Thus, what I was not as prepared for in marriage and since having children is the reaction that the world has to men who simply participate in the process. As a wife, I don’t recall a time when I got a round of applause cleaning the house, doing laundry, picking up dry cleaning or even tasks seen as more masculine like servicing the car or taking out trash. The sight of my husband making his own plate, however, garners a reaction of “oohs and ahhs” from an entire room. I often comment that before I was married, I had several women give me unsolicited advice on the endless requirements to “keep a husband.” To my surprise, when I asked my husband what advice he’d been given on how to keep me, he said none. In marriage, I realized that it was because people didn’t expect men to do anything to “keep” a woman, and that played out in several instances. Other women’s positive reaction to the fact that my husband even came home at night was disturbing, considering they knew that I was home every night.
Having children has heightened my awareness in the differing levels of expectations for myself and my husband. I’ve had people see my husband bring me a bowl of cereal after I stayed up all night breastfeeding, battling mastisis, changing diapers, cleaning washing etc. and tell me that “I got a good one.” I worked through two pregnancies, one where I couldn’t eat anything other than grapes for five months, birthed two babies, one void of medication, breastfed for a total of 24 months and counting, and numerous other tasks which required complete sacrifice of my mind, body and I would say soul, and watched my husband receive the equivalent of a round of applause or hi-five for changing A diaper.
For me this was a very serious issue, that bred incessant jealousy. I was jealous that I couldn’t just sleep, jealous that I couldn’t just shower, jealous that I couldn’t leave the house without preparing 3-5 bags of items. Yet, I was barely out of the hospital with a newborn baby before people were asking me how my husband was doing with the transition, again pushing the standard that everything I was doing was simply women’s work and my lack of availability due to this increase workload may be negatively affecting my husband.

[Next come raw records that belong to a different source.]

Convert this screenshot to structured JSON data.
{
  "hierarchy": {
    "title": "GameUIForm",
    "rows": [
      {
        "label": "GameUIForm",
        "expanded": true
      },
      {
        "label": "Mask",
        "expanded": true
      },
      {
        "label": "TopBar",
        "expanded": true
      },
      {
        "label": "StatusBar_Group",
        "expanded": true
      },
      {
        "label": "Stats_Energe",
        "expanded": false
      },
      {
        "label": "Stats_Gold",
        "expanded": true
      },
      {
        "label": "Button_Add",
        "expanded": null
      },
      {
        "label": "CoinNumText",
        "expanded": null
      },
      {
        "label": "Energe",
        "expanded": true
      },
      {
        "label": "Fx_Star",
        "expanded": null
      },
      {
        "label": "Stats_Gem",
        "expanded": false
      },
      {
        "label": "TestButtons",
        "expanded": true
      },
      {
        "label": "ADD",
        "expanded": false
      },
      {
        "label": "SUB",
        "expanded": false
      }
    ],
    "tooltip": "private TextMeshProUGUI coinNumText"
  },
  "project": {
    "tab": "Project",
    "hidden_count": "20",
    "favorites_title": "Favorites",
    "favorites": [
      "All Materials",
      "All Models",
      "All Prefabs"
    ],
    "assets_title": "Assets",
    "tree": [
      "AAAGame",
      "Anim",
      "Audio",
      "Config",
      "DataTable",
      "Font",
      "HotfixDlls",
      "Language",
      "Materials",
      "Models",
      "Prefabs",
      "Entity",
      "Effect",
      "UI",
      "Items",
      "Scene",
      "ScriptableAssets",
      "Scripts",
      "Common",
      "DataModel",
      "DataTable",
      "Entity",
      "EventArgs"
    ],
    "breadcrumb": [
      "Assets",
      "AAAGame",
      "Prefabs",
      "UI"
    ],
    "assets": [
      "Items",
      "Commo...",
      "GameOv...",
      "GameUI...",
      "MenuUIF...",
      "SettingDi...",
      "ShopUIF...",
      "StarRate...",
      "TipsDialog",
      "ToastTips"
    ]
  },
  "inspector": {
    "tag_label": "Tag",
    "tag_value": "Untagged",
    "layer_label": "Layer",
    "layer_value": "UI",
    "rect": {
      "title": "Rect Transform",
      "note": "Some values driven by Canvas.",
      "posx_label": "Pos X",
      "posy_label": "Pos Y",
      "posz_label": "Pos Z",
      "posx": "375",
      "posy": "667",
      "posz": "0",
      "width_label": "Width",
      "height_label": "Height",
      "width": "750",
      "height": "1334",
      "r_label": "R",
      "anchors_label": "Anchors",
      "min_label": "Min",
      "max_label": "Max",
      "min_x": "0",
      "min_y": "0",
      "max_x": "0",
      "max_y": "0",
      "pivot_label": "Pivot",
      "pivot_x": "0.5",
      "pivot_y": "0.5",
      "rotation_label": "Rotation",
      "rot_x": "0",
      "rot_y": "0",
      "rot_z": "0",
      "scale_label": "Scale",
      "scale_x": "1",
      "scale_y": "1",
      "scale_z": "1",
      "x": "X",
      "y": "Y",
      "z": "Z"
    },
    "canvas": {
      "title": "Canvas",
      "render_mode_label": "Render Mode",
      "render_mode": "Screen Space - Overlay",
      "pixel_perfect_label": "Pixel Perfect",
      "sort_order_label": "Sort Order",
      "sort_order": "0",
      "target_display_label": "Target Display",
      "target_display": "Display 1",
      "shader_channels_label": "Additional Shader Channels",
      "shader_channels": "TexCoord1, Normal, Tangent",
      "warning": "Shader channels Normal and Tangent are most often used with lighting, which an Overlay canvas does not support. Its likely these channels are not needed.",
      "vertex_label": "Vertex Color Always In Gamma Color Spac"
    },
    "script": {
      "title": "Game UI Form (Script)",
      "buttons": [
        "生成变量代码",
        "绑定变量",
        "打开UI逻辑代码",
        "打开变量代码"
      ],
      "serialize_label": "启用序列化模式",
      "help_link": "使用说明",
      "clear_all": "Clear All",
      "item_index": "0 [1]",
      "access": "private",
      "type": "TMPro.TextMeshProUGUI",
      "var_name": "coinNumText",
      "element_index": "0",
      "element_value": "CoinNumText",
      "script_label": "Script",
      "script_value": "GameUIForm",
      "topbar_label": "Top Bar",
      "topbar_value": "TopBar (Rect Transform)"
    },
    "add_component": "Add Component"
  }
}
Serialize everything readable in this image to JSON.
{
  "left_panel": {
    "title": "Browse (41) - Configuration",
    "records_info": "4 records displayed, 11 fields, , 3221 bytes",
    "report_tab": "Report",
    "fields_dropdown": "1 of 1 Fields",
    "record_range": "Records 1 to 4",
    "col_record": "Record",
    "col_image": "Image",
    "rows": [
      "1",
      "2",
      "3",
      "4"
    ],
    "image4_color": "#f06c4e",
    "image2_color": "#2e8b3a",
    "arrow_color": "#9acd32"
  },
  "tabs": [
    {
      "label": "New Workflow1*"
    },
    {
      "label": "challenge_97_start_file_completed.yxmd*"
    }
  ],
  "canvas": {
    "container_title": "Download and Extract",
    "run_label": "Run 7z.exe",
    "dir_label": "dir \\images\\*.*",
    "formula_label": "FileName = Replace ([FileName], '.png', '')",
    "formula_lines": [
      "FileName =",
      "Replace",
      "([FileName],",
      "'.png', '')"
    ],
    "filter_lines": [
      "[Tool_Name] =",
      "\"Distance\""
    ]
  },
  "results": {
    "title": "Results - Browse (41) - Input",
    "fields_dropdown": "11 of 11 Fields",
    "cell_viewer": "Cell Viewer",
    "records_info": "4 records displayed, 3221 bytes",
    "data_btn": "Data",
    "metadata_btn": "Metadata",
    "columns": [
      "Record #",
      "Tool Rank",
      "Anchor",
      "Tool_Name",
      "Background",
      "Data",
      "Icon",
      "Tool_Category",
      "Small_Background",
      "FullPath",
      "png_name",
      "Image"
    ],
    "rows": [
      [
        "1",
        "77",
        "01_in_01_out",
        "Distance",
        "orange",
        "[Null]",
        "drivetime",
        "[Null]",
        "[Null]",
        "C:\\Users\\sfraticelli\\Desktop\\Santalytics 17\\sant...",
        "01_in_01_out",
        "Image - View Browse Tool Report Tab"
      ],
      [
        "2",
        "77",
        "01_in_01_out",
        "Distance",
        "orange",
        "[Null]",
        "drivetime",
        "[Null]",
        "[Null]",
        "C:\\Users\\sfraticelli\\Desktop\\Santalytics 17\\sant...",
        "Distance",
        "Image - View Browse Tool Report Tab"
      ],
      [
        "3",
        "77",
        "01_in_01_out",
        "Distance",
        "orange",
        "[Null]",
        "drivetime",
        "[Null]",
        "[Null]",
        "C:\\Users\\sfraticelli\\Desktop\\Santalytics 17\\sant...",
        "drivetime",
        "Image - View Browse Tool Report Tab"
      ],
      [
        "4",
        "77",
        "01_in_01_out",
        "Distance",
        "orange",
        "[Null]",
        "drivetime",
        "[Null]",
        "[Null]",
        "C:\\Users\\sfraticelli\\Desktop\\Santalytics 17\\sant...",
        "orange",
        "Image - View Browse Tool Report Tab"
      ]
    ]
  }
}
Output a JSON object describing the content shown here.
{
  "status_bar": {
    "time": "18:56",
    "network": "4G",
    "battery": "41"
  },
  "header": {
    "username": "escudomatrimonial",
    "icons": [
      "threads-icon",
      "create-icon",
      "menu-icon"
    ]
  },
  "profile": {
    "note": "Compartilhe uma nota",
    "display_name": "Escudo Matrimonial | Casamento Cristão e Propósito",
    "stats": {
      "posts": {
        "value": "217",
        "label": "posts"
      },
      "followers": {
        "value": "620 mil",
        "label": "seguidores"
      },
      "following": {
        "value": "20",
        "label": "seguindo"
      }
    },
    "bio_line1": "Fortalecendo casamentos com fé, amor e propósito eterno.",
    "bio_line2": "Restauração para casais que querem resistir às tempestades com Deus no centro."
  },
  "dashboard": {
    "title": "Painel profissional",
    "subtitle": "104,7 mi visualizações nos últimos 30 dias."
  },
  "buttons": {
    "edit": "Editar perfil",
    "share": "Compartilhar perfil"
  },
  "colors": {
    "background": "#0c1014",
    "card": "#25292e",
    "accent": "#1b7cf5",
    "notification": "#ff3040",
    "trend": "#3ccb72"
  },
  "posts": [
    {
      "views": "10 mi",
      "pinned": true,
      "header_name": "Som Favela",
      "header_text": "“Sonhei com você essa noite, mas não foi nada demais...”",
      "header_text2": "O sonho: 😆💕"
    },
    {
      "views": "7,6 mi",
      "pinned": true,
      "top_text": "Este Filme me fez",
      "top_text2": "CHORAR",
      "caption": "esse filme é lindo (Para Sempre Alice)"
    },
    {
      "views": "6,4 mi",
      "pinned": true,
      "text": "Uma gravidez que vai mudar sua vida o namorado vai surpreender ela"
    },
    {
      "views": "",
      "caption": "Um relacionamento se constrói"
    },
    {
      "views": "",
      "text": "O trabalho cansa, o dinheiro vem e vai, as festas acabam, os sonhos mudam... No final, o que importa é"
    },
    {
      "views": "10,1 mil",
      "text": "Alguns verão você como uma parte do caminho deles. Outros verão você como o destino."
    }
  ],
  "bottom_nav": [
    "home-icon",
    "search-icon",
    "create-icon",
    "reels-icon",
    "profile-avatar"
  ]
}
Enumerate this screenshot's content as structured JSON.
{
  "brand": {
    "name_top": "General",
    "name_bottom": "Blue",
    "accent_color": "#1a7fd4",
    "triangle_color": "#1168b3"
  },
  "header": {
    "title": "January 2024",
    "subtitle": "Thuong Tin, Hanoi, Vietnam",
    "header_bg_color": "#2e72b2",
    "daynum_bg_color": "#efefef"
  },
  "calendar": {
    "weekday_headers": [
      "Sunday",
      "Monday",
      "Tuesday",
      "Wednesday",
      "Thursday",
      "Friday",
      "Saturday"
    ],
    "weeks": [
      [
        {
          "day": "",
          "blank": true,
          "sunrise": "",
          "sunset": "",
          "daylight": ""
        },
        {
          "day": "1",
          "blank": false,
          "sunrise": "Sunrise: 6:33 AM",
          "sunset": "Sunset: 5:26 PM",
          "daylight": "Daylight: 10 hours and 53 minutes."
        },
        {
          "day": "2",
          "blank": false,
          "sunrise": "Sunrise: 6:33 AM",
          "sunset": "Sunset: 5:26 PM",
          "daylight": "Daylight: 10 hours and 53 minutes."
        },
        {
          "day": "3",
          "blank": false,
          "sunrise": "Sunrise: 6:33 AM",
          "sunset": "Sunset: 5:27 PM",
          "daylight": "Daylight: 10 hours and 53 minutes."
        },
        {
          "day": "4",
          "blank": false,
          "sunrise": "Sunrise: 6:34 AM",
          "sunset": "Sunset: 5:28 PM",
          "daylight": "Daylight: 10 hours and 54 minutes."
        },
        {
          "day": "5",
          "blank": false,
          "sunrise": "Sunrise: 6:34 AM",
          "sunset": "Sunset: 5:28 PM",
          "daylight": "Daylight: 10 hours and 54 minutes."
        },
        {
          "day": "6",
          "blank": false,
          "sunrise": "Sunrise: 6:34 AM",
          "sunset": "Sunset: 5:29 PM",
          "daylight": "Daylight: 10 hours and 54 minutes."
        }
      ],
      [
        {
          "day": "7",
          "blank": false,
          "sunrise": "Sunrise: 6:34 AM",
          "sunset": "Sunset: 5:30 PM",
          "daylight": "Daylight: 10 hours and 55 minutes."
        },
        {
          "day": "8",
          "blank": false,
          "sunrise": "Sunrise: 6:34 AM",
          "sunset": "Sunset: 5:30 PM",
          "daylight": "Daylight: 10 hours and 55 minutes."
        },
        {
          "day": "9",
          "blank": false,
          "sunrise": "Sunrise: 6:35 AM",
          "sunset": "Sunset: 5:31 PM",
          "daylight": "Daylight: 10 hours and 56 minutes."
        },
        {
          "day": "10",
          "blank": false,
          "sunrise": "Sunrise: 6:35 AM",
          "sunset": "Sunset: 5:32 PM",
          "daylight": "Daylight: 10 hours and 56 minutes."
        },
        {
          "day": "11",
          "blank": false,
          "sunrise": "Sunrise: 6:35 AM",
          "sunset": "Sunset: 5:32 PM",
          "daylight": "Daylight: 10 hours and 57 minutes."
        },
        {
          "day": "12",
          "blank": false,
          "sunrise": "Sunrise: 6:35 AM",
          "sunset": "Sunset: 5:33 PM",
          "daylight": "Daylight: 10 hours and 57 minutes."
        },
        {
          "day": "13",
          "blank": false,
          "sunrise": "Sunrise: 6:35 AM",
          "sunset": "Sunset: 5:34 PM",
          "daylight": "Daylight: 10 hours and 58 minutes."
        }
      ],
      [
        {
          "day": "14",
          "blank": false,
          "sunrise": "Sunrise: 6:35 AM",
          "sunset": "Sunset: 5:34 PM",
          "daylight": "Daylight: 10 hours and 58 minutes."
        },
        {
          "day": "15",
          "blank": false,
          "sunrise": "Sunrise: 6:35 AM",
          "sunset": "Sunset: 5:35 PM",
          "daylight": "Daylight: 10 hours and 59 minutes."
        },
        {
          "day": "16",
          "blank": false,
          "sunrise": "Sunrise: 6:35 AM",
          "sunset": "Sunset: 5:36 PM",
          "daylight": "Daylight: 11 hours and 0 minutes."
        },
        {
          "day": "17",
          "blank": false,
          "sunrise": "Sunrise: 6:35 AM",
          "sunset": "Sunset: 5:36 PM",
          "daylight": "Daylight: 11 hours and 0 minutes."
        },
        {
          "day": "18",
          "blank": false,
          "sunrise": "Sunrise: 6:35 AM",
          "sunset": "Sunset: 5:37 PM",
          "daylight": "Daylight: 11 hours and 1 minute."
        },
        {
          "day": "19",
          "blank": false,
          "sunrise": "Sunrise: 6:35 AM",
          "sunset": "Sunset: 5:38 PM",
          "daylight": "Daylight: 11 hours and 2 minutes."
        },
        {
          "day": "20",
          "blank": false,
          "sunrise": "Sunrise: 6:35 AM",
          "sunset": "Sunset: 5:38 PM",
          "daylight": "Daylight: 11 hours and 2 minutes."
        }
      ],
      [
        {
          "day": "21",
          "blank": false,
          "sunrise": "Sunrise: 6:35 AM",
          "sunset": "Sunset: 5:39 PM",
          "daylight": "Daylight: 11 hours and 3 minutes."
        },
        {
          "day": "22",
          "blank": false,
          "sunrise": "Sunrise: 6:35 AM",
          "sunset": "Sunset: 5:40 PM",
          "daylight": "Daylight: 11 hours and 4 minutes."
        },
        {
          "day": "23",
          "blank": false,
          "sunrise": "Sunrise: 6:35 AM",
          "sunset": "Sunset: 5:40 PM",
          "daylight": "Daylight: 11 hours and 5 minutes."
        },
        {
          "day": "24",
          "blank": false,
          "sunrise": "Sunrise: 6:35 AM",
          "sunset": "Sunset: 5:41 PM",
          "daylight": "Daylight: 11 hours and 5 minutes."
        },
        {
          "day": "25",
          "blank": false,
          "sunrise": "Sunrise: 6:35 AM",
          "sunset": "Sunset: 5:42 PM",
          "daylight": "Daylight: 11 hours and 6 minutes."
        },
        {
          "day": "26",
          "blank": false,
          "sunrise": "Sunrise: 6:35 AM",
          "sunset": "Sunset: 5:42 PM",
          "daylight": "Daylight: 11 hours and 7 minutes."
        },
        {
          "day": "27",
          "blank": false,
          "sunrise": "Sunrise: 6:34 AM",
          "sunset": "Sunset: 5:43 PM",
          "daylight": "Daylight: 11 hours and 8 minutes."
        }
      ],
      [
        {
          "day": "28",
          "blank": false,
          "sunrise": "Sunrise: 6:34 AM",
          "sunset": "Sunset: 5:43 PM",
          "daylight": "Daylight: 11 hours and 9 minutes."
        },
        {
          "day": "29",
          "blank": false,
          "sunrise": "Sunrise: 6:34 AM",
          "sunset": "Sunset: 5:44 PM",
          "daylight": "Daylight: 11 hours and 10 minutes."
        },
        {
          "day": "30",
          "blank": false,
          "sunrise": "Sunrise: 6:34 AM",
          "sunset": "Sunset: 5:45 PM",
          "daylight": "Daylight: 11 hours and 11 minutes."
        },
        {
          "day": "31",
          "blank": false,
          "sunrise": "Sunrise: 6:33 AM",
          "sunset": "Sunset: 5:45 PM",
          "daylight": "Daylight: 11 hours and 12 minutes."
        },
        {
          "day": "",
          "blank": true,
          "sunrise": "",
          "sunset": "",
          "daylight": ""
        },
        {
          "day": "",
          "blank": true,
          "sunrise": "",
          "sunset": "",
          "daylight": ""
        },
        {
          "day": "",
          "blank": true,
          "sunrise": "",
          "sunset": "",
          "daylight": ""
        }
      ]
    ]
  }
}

This mindset definitely had me feeling like I was going crazy, because I didn’t “feel” like I had a lot of “help.” I think this laid the groundwork for a few years of struggle on the idea of “help” versus “responsibility.” People congratulated me on receiving “help” from my husband, when any task they had seen him execute was actually a partner’s responsibility. Our collective struggle then became one of defining responsibility. For me, there is no way you can help with your own children or household. In a household with two adults, and for a child with two parents, there are always two responsible parties.
A husband cannot help by cooking dinner that he will eat.
A husband cannot help by washing clothes that he will wear.
A husband cannot help by changing a baby that he produced.
In developing our version of partnership, which is still in progress, I’ve found that it takes a constant rejection and/or redefining of the society’s expectations. If I would’ve taken in what the world was giving, I would be in a constant state of self-sacrifice, jealous of a husband with what I viewed as unending freedom and praise. Resetting expectations in both marriage and motherhood for me has involved pushing back against a lot of what I am told about husbands and seeking behaviors more aligned with that of a partner. I want to be a partner and have a partner, I am not sure I could survive being a wife to a husband.